In the March Parish Magazine, we advertised that there would be an open meeting to discuss conservation issues in the Parish. Obviously, we were not able to meet in the pub due to the lockdown measures, but a meeting was held by Zoom. The aim was to provide an opportunity to engage with members of the community about farming and the countryside, and to discover what was important to people and why. One of the things to come out from all of this was the desire to continue engaging with people, and the need for more sharing of information, and education about our countryside. As a result, we thought it would be interesting to write something each month f, explaining what the farms are up to, and what you might see in the countryside. Initially published in the Parish Magazine, we thought these articles would also provide a useful blog and resource for years to come. So this is the first of 12, written in April, but looking forward to May.
April has been a month where spring crops have been sown, and cows are calving. Winter sown crops have enjoyed the good weather and are now coming along well and needing fertilising.
In May, we anticipate further calving. The cows of East Hall Farm will be out and grazing the fields around Stagenhoe. We practice mob grazing, which means that we keep the animals in a tight herd and move them on to fresh grass each day. This means that the grass is grazed thoroughly, but then left for between 30 – 60 days to grow tall and set seed, before being grazed again. The cows are circulated through sections of grazing, delineated by moveable electric fencing, and so only return to the same field after all other grassland land has been grazed. So if you see the cows, they will be nearby, but not in the exact same space, the next day.

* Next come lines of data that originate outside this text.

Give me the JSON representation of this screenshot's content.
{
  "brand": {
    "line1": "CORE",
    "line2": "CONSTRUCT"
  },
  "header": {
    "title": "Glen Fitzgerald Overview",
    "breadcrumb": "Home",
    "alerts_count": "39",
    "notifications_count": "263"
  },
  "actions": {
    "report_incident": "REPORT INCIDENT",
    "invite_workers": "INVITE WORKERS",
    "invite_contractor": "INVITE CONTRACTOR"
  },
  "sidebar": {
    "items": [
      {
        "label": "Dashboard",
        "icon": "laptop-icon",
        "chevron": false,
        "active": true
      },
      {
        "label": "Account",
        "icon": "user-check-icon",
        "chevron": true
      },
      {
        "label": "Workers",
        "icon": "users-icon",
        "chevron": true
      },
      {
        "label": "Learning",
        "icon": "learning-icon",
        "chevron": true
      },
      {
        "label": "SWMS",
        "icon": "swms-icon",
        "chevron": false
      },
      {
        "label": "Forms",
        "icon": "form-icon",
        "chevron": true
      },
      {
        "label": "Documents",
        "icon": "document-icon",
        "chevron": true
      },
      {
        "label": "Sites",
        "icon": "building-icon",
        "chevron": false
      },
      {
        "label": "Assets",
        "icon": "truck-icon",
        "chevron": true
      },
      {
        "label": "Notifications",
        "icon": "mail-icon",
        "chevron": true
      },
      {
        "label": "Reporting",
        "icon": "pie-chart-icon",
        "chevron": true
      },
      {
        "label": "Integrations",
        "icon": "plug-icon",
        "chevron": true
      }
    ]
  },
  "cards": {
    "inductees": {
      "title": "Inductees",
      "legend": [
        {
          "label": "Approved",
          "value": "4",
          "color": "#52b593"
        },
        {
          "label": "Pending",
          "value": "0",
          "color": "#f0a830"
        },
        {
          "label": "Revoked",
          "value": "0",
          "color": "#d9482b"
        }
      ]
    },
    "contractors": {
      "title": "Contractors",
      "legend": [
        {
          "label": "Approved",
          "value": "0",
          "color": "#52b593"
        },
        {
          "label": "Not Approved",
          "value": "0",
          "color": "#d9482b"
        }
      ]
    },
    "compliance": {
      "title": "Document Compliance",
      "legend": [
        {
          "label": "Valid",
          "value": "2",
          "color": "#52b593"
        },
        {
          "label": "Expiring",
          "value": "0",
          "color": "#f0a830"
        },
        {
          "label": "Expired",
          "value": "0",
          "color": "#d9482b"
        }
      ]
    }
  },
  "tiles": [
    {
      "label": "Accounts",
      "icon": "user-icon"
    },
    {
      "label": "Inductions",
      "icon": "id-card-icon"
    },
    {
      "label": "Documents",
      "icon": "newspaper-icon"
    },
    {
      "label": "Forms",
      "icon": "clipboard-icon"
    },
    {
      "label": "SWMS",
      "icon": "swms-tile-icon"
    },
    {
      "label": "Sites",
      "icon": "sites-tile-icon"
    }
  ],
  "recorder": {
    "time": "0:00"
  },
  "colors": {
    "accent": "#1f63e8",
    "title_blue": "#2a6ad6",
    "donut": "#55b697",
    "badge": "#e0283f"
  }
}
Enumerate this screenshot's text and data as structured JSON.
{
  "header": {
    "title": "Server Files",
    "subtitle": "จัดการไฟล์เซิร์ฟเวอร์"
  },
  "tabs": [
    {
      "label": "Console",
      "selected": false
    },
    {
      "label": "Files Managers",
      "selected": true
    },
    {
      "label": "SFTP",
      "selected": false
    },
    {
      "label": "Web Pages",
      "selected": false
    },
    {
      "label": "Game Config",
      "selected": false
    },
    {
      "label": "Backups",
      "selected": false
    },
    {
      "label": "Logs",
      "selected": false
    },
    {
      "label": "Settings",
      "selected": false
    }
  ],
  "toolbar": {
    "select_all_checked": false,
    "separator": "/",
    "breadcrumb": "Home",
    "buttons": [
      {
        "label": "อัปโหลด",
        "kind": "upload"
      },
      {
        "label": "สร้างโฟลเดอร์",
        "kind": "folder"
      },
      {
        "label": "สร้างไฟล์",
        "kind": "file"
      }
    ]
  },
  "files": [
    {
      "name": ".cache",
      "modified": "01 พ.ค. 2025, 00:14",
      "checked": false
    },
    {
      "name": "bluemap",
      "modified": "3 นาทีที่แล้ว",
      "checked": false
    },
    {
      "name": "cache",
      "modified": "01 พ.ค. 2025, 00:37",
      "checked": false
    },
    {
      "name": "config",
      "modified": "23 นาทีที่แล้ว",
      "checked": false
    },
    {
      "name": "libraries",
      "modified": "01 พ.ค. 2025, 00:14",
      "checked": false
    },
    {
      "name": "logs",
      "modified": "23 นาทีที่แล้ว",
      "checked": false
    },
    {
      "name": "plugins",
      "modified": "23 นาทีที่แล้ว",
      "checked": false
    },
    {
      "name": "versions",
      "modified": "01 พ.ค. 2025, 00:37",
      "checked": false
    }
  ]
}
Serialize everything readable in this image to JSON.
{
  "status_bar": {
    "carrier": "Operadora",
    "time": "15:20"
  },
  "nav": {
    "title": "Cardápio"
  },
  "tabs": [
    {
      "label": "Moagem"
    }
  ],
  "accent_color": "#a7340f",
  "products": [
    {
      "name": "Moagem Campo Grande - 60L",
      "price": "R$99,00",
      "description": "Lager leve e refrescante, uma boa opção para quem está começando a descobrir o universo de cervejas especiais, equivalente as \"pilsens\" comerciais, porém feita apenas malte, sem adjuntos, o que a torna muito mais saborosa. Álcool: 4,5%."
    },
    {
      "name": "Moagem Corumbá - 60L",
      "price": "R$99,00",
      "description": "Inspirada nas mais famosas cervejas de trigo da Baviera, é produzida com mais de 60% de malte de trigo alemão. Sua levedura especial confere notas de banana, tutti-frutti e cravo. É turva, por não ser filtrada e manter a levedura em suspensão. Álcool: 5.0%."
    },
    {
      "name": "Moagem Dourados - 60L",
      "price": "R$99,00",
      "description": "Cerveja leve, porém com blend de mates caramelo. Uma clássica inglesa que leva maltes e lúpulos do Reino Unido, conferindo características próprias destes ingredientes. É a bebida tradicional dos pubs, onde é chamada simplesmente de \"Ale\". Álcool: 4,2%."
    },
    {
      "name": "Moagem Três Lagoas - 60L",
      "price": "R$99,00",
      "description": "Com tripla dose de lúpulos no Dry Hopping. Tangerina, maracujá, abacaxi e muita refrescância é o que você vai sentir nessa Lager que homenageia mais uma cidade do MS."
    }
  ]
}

The Bluebells will be almost coming to an end, but you may still catch some in Reynolds or Hitch Wood. Bluebells do not survive either picking or trampling, so please, enjoy looking at them where they area, but stick to the footpath and leave them where you see them.
Spring and early summer is also a great time for flowers. Hitch Spring has tremendous wildflowers – cowslips, wood anemone and lesser celandine grow well. Other flowers to be seen in May are common spotted orchids, pignut, bulbous and meadow buttercups and Lady’s smock. Along roadsides cow parsley will be coming out, and elder flower will also be coming out. There are some pretty early flowering grasses to see in meadows too in May – crested dogstail, sweet vernal grass and meadow foxtail.
Common Blue butterflies are flying by the end of May and can be seen in hay meadows as their caterpillars feed on birdsfoot trefoil and clover. Other butterflies to look out for are red admirals, peacock, brimstone, comma, large white and speckled wood which likes the edge of woodland but may come into tree filled gardens. Holly blues are on the wing now but can also be seen next month.
Most songbirds will be nesting by May and the best time for the dawn chorus if anyone can rise early enough (4.30 to 6.30am) will be the first week of May. The familiar yellowhammer song of ‘little bread and no cheese’ can be heard from hedgerows. Swallows, house martins and swifts will have returned to their regular nesting sites and be repairing their nests with mud from local ponds and wet places. Other migrants such as spotted flycatchers will have also returned.
In some years, we have had cuckoos in Reynolds Wood and Hounsfield wood. In previous years they have arrived in early May. Last year, I did not hear to many in Reynolds, but I hope they will be back in force this year. It is possible to hear their distinctive call from quite far away. This year, with the reduction in flights from Luton Airport, I hope it will be even easier. In fact, I have noticed much more birdsong this year already.
Towards the end of May tawny owlets may be seen as they nest early in March.
There is also likely to be lots of activity on or near water. Frog and toad spawn will have hatched so plenty of tadpoles around and look out for large dragonfly nymphs too which enjoy eating a tadpole or two. On the Mimram, stonefly larva and caddis fly larvae were seen in March, and mayfly larvae, which will of course be more active in May.
If you spot anything interesting, or would like to contribute your knowledge to these monthly nature updates, please let me know by emailing firstname.lastname@example.org
Compiled by Frances, with supporting material from Sarah Kohl and Julie Wise.